• _Aim of the task_
Here is a block of records. Copy every one of them exactly.

• _Data listing_
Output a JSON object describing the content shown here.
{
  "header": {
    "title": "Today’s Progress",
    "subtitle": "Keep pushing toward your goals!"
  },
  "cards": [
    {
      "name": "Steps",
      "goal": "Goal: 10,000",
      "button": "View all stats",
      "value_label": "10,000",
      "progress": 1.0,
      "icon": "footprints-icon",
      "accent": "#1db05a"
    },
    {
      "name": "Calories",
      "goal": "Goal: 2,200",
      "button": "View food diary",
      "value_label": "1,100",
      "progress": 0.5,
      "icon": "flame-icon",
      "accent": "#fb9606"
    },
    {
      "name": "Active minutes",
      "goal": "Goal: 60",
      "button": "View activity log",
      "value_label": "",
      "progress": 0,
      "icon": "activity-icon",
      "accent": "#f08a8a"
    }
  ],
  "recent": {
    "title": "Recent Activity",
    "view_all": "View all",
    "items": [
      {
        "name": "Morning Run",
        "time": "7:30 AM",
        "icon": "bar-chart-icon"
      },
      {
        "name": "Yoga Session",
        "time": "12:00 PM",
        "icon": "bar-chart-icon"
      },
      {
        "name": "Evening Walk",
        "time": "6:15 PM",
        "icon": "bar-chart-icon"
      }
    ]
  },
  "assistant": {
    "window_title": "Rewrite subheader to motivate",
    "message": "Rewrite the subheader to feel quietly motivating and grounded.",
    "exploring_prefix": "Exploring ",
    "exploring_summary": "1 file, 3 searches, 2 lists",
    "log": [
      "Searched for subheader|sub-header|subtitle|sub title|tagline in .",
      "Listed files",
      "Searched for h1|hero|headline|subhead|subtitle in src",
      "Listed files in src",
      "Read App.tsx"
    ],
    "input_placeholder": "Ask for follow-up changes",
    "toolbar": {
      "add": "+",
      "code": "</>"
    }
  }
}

• _Solved problem_
Output a JSON object describing the content shown here.
{
  "header": {
    "title": "Today’s Progress",
    "subtitle": "Keep pushing toward your goals!"
  },
  "cards": [
    {
      "name": "Steps",
      "goal": "Goal: 10,000",
      "button": "View all stats",
      "value_label": "10,000",
      "progress": 1.0,
      "icon": "footprints-icon",
      "accent": "#1db05a"
    },
    {
      "name": "Calories",
      "goal": "Goal: 2,200",
      "button": "View food diary",
      "value_label": "1,100",
      "progress": 0.5,
      "icon": "flame-icon",
      "accent": "#fb9606"
    },
    {
      "name": "Active minutes",
      "goal": "Goal: 60",
      "button": "View activity log",
      "value_label": "",
      "progress": 0,
      "icon": "activity-icon",
      "accent": "#f08a8a"
    }
  ],
  "recent": {
    "title": "Recent Activity",
    "view_all": "View all",
    "items": [
      {
        "name": "Morning Run",
        "time": "7:30 AM",
        "icon": "bar-chart-icon"
      },
      {
        "name": "Yoga Session",
        "time": "12:00 PM",
        "icon": "bar-chart-icon"
      },
      {
        "name": "Evening Walk",
        "time": "6:15 PM",
        "icon": "bar-chart-icon"
      }
    ]
  },
  "assistant": {
    "window_title": "Rewrite subheader to motivate",
    "message": "Rewrite the subheader to feel quietly motivating and grounded.",
    "exploring_prefix": "Exploring ",
    "exploring_summary": "1 file, 3 searches, 2 lists",
    "log": [
      "Searched for subheader|sub-header|subtitle|sub title|tagline in .",
      "Listed files",
      "Searched for h1|hero|headline|subhead|subtitle in src",
      "Listed files in src",
      "Read App.tsx"
    ],
    "input_placeholder": "Ask for follow-up changes",
    "toolbar": {
      "add": "+",
      "code": "</>"
    }
  }
}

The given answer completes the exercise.